[Collection entries]
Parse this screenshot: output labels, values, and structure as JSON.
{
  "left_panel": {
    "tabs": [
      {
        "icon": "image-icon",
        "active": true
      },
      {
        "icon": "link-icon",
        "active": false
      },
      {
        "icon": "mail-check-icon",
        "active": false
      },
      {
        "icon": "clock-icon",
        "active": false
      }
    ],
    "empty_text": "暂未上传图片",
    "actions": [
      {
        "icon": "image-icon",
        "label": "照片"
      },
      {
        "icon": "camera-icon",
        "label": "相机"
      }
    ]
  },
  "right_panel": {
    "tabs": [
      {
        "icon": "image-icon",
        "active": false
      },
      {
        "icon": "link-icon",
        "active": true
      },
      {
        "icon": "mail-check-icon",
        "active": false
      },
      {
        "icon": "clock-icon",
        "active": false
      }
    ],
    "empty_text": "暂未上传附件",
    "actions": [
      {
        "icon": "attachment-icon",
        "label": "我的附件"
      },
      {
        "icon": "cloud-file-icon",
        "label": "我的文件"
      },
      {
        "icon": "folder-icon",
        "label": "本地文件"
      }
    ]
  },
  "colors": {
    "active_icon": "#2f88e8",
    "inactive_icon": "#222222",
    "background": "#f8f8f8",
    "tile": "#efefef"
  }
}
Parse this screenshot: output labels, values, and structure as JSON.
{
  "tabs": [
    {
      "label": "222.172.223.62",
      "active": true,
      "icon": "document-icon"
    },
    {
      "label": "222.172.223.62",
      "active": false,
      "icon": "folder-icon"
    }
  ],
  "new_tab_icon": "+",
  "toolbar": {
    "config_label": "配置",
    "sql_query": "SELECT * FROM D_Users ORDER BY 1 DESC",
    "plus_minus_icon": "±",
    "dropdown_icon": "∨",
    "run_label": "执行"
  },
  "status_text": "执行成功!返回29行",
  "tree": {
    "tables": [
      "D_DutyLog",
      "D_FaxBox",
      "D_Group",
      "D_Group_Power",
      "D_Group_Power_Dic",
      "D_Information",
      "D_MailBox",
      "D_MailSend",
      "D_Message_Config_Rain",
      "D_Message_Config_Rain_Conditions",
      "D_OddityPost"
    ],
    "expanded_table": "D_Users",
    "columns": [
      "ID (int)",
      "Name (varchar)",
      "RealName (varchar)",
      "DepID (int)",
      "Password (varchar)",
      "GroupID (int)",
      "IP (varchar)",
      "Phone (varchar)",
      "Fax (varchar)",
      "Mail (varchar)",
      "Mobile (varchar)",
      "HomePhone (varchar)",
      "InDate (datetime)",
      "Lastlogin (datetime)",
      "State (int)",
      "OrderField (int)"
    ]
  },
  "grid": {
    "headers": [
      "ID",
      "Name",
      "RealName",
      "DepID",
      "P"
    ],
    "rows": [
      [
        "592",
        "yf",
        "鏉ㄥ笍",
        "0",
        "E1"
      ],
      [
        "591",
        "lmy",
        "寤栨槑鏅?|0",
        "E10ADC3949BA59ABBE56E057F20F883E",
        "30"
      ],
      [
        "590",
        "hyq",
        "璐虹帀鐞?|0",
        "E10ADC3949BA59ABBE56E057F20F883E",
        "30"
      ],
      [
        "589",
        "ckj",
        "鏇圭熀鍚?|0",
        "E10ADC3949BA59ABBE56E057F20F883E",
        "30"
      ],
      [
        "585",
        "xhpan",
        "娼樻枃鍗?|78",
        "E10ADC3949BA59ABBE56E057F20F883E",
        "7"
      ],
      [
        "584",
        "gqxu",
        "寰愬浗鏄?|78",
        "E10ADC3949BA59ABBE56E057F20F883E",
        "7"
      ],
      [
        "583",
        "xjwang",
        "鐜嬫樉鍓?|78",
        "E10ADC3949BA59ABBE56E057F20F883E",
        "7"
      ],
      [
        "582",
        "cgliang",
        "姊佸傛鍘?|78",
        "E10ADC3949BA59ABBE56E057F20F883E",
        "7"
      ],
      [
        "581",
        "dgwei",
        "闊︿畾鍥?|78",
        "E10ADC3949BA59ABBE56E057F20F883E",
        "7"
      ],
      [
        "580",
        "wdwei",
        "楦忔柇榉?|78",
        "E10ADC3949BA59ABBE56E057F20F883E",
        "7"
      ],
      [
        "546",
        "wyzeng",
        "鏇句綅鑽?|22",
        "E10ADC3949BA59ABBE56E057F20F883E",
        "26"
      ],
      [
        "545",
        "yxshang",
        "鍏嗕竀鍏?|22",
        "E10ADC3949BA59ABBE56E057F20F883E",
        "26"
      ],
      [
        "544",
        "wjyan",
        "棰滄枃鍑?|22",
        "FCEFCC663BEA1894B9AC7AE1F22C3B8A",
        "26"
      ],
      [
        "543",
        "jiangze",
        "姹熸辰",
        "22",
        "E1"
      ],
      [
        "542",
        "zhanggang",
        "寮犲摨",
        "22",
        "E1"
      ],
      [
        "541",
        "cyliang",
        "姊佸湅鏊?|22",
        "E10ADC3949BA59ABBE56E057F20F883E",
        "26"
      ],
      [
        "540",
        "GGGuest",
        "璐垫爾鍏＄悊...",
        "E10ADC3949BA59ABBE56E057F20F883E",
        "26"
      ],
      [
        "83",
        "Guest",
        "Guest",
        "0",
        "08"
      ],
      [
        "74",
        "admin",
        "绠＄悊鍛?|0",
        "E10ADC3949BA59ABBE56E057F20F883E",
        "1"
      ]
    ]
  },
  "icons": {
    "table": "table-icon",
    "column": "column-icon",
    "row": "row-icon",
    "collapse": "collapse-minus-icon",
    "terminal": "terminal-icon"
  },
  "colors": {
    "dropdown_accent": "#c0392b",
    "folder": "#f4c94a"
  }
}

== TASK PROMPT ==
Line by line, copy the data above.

== SOLUTION FOR THIS TASK ==
Parse this screenshot: output labels, values, and structure as JSON.
{
  "left_panel": {
    "tabs": [
      {
        "icon": "image-icon",
        "active": true
      },
      {
        "icon": "link-icon",
        "active": false
      },
      {
        "icon": "mail-check-icon",
        "active": false
      },
      {
        "icon": "clock-icon",
        "active": false
      }
    ],
    "empty_text": "暂未上传图片",
    "actions": [
      {
        "icon": "image-icon",
        "label": "照片"
      },
      {
        "icon": "camera-icon",
        "label": "相机"
      }
    ]
  },
  "right_panel": {
    "tabs": [
      {
        "icon": "image-icon",
        "active": false
      },
      {
        "icon": "link-icon",
        "active": true
      },
      {
        "icon": "mail-check-icon",
        "active": false
      },
      {
        "icon": "clock-icon",
        "active": false
      }
    ],
    "empty_text": "暂未上传附件",
    "actions": [
      {
        "icon": "attachment-icon",
        "label": "我的附件"
      },
      {
        "icon": "cloud-file-icon",
        "label": "我的文件"
      },
      {
        "icon": "folder-icon",
        "label": "本地文件"
      }
    ]
  },
  "colors": {
    "active_icon": "#2f88e8",
    "inactive_icon": "#222222",
    "background": "#f8f8f8",
    "tile": "#efefef"
  }
}
Parse this screenshot: output labels, values, and structure as JSON.
{
  "tabs": [
    {
      "label": "222.172.223.62",
      "active": true,
      "icon": "document-icon"
    },
    {
      "label": "222.172.223.62",
      "active": false,
      "icon": "folder-icon"
    }
  ],
  "new_tab_icon": "+",
  "toolbar": {
    "config_label": "配置",
    "sql_query": "SELECT * FROM D_Users ORDER BY 1 DESC",
    "plus_minus_icon": "±",
    "dropdown_icon": "∨",
    "run_label": "执行"
  },
  "status_text": "执行成功!返回29行",
  "tree": {
    "tables": [
      "D_DutyLog",
      "D_FaxBox",
      "D_Group",
      "D_Group_Power",
      "D_Group_Power_Dic",
      "D_Information",
      "D_MailBox",
      "D_MailSend",
      "D_Message_Config_Rain",
      "D_Message_Config_Rain_Conditions",
      "D_OddityPost"
    ],
    "expanded_table": "D_Users",
    "columns": [
      "ID (int)",
      "Name (varchar)",
      "RealName (varchar)",
      "DepID (int)",
      "Password (varchar)",
      "GroupID (int)",
      "IP (varchar)",
      "Phone (varchar)",
      "Fax (varchar)",
      "Mail (varchar)",
      "Mobile (varchar)",
      "HomePhone (varchar)",
      "InDate (datetime)",
      "Lastlogin (datetime)",
      "State (int)",
      "OrderField (int)"
    ]
  },
  "grid": {
    "headers": [
      "ID",
      "Name",
      "RealName",
      "DepID",
      "P"
    ],
    "rows": [
      [
        "592",
        "yf",
        "鏉ㄥ笍",
        "0",
        "E1"
      ],
      [
        "591",
        "lmy",
        "寤栨槑鏅?|0",
        "E10ADC3949BA59ABBE56E057F20F883E",
        "30"
      ],
      [
        "590",
        "hyq",
        "璐虹帀鐞?|0",
        "E10ADC3949BA59ABBE56E057F20F883E",
        "30"
      ],
      [
        "589",
        "ckj",
        "鏇圭熀鍚?|0",
        "E10ADC3949BA59ABBE56E057F20F883E",
        "30"
      ],
      [
        "585",
        "xhpan",
        "娼樻枃鍗?|78",
        "E10ADC3949BA59ABBE56E057F20F883E",
        "7"
      ],
      [
        "584",
        "gqxu",
        "寰愬浗鏄?|78",
        "E10ADC3949BA59ABBE56E057F20F883E",
        "7"
      ],
      [
        "583",
        "xjwang",
        "鐜嬫樉鍓?|78",
        "E10ADC3949BA59ABBE56E057F20F883E",
        "7"
      ],
      [
        "582",
        "cgliang",
        "姊佸傛鍘?|78",
        "E10ADC3949BA59ABBE56E057F20F883E",
        "7"
      ],
      [
        "581",
        "dgwei",
        "闊︿畾鍥?|78",
        "E10ADC3949BA59ABBE56E057F20F883E",
        "7"
      ],
      [
        "580",
        "wdwei",
        "楦忔柇榉?|78",
        "E10ADC3949BA59ABBE56E057F20F883E",
        "7"
      ],
      [
        "546",
        "wyzeng",
        "鏇句綅鑽?|22",
        "E10ADC3949BA59ABBE56E057F20F883E",
        "26"
      ],
      [
        "545",
        "yxshang",
        "鍏嗕竀鍏?|22",
        "E10ADC3949BA59ABBE56E057F20F883E",
        "26"
      ],
      [
        "544",
        "wjyan",
        "棰滄枃鍑?|22",
        "FCEFCC663BEA1894B9AC7AE1F22C3B8A",
        "26"
      ],
      [
        "543",
        "jiangze",
        "姹熸辰",
        "22",
        "E1"
      ],
      [
        "542",
        "zhanggang",
        "寮犲摨",
        "22",
        "E1"
      ],
      [
        "541",
        "cyliang",
        "姊佸湅鏊?|22",
        "E10ADC3949BA59ABBE56E057F20F883E",
        "26"
      ],
      [
        "540",
        "GGGuest",
        "璐垫爾鍏＄悊...",
        "E10ADC3949BA59ABBE56E057F20F883E",
        "26"
      ],
      [
        "83",
        "Guest",
        "Guest",
        "0",
        "08"
      ],
      [
        "74",
        "admin",
        "绠＄悊鍛?|0",
        "E10ADC3949BA59ABBE56E057F20F883E",
        "1"
      ]
    ]
  },
  "icons": {
    "table": "table-icon",
    "column": "column-icon",
    "row": "row-icon",
    "collapse": "collapse-minus-icon",
    "terminal": "terminal-icon"
  },
  "colors": {
    "dropdown_accent": "#c0392b",
    "folder": "#f4c94a"
  }
}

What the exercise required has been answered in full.